The theme of injustice in mark twains the adventures of huckleberry finn

The two main characters, Huck and Jim, both run from social injustice and both are distrustful of the civilization around them. Huck is considered an uneducated backwards boy, constantly under pressure to conform to the Many people have and recognize his novels by name; especially his most famous book called Huckleberry Finn. The great thing about Huck is that it was meant to be a simple book, but ended up deemed a classic.

The theme of injustice in mark twains the adventures of huckleberry finn

Adventures of Huckleberry Finn: English Adventures of Huckleberry Finn: The two main characters, Huck and Jim, both run from social injustice and both are distrustful of the civilization around them. Jim a slave, is not even considered as a real person, but as property.

As they run from civilization and are on the river, they ponder the social injustices forced upon them when they are on land. These social injustices are even more evident when Huck and Jim have to make landfall, and this provides Twain with the chance to satirize the socially correct injustices that Huck and Jim encounter on land.

Themes in "The Adventures of Huckleberry Finn"

The satire that Twain uses to expose the hypocrisy, racism, greed and injustice of society develops along with the adventures that Huck and Jim have. The ugly reflection of society we see should make us question the world we live in, and only the journey down the river provides us with that chance.

Throughout the book we see the hypocrisy of society. The first character we come across with that trait is Miss Watson.
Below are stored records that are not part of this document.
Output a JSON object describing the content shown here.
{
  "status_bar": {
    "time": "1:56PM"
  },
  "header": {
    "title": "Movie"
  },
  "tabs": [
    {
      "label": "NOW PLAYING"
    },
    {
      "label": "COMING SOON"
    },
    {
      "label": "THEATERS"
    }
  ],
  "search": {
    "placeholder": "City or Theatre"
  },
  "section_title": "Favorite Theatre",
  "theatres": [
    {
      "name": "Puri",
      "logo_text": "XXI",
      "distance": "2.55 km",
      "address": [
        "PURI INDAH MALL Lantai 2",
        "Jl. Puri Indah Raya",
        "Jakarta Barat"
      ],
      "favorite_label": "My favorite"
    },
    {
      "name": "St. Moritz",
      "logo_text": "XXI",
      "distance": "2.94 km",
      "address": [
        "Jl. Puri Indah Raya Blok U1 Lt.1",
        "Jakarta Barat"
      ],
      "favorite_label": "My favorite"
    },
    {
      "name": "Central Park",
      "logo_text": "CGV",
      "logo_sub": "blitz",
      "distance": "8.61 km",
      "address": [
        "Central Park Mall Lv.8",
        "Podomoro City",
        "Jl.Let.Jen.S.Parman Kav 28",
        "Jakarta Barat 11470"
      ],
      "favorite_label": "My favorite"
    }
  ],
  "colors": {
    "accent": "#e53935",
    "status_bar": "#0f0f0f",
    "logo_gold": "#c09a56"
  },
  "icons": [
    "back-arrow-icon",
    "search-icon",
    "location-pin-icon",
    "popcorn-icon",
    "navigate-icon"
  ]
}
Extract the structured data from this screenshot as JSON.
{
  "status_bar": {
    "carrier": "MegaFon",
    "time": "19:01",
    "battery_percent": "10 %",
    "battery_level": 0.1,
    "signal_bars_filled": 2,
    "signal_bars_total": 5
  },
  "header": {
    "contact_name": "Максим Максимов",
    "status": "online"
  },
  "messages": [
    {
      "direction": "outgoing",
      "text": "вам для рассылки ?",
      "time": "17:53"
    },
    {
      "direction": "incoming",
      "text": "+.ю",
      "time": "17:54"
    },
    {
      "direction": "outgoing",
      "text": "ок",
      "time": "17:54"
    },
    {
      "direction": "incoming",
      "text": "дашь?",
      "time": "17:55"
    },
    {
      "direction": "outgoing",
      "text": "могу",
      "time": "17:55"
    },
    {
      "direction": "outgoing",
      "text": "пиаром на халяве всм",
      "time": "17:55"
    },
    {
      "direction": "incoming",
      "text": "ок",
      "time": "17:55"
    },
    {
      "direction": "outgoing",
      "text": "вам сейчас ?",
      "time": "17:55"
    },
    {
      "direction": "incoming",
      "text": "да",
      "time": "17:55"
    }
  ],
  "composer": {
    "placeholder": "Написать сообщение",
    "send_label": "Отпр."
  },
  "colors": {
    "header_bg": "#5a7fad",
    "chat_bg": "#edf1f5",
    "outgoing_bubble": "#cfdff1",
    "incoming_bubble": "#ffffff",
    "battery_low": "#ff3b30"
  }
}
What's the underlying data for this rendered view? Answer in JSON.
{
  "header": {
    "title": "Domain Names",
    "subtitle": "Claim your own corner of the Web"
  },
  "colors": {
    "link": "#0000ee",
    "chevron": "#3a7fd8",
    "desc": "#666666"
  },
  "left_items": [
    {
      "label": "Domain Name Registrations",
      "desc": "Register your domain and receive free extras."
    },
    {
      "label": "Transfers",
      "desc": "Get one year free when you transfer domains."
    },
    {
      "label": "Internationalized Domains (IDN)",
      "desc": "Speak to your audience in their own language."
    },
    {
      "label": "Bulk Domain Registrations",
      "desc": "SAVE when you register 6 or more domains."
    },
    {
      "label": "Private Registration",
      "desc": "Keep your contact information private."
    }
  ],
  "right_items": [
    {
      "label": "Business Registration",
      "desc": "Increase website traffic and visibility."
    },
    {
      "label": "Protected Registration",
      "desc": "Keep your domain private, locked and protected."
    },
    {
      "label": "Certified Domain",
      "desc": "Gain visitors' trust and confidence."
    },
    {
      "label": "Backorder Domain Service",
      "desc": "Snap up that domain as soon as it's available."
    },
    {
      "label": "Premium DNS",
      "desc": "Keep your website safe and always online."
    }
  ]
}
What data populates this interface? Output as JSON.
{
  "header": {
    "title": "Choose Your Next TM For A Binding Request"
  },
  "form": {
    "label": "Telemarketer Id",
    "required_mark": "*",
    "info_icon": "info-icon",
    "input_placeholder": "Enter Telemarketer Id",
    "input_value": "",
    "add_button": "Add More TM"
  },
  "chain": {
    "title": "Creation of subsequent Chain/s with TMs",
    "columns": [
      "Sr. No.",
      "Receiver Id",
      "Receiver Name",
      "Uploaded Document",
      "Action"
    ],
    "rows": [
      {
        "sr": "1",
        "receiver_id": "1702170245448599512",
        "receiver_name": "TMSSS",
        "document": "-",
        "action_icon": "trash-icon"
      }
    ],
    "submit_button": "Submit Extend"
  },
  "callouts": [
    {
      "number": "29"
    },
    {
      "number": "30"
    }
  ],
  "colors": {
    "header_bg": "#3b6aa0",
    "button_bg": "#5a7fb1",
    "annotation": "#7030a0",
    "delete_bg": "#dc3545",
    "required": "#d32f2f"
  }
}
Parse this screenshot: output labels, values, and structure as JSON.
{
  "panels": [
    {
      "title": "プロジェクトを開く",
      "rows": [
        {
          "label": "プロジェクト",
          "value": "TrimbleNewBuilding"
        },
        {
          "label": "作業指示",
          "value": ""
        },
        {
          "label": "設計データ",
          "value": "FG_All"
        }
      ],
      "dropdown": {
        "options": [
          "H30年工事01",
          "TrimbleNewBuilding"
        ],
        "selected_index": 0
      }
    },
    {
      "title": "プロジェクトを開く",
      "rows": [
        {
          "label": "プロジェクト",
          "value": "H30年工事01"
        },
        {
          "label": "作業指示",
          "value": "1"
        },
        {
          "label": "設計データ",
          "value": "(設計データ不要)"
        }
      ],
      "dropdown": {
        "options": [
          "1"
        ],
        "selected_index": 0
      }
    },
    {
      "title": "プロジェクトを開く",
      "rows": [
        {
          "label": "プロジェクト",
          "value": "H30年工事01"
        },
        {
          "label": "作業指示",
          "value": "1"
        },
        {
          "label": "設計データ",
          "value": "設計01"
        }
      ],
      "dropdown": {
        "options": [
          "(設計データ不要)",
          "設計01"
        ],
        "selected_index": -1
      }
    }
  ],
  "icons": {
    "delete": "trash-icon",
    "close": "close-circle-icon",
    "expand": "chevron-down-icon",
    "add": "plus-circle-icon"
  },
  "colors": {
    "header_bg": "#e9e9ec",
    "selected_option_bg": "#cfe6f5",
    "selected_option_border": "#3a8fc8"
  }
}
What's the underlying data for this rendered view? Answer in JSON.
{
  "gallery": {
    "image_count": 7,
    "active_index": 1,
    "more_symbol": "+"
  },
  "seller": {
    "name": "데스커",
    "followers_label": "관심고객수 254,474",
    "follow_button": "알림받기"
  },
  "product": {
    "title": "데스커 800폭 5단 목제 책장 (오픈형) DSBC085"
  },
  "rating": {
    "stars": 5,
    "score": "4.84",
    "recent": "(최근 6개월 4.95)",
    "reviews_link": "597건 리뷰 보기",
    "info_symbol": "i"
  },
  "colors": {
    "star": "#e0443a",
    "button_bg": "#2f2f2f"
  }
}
He was a gentleman all over; and so was his family. Later Huck is becoming aware of the hypocrisy of the family and its feud with the Shepardsons when Huck attends church. He is amazed that while the minister preaches about brotherly love both the Grangerfords and Shepardsons are carrying weapons.

The idea of you thinking you had pluck enough to lynch a man! Each of these examples finds Huck again running to freedom of the river. The river never cares how saintly you are, how rich you are, or what society thinks you are.

Adventures of Huckleberry Finn: Social Injustice & Summary – SchoolWorkHelper

The river allows Huck the one thing that Huck wants to be, and that is Huck. The river is freedom than the land is oppression, and that oppression is no more evident than it is to Jim.

As anti-society that Huck is, you would think that he would have no qualms about helping Jim. But Huck has to have feelings that slavery is correct so we can see the ignorance of racial bigotry. Finally he decides not to turn Jim in. This is a monumental decision for Huck to make, even though he makes it on the spot.

This is not just a boy running away from home. In this way Twain also allows to let us leave our thoughts of bigotry behind also and start to see Jim for who he really is, a man. He is a human being with feelings, and hopes for a better future.

He is not some ignorant, uncaring sub-human, but plainly the opposite. It also gives us a chance to examine ourselves as well as the society today. The story is over a hundred years old, but many of the social vices then, sadly, pertain to our society now.

There is cruelty, greed, murder, trickery, hypocrisy, racism, and a general lack of morality, all the ingredients of society. All through the adventure you have Huck Finn and Jim trying to find the one thing they can only find on the river, freedom, but a person can only stay on the river for so long, and so you have to go on land to face the injustices of society.The Adventures of Huckleberry Finn study guide contains a biography of Mark Twain, literature essays, a complete e-text, quiz questions, major themes, characters, and a full summary and analysis of Huck Finn.

Though Mark Twain wrote The Adventures of Huckleberry Finn after the abolition of slavery in the United States, the novel itself is set before the Civil War, when slavery was still legal and the economic foundation of the American South. his son in an effort to make a “man of him”(Adventures of Huckleberry Finn, p).

This endeavour fails miserably and the judge’s final judgement on Huck’s father is that the only way he will ever reform is by means of a “shotgun”(Adventures of Huckleberry Finn, p). In the novel The Adventures Huckleberry Finn by Mark Twain, a theme of freedom is portrayed.

Freedom takes on a different perspective for each character in the novel. In Jim, the runaway slave, and Huck's, the mischievous boy, journey, they obtain freedom. In Mark Twain’s novel, The Adventures of Huckleberry Finn, Twain develops the plot into Huck and Jim’s adventures allowing him to.

weave in his criticism of society.

The theme of injustice in mark twains the adventures of huckleberry finn

The two main characters, Huck and Jim, both run from social injustice and both are distrustful of the civilization around them. Mark Twain's The Adventures of Huckleberry Finn and Frederick Douglass's Narrative of the Life of Frederick Douglass, an American Slave can be said to be comparison pieces.

Despite that Huck Finn is a fictional character and Douglass was a physical being, certain characteristics and developmental processes are very similar.

Adventures of Huckleberry Finn: Social Injustice & Summary - SchoolWorkHelper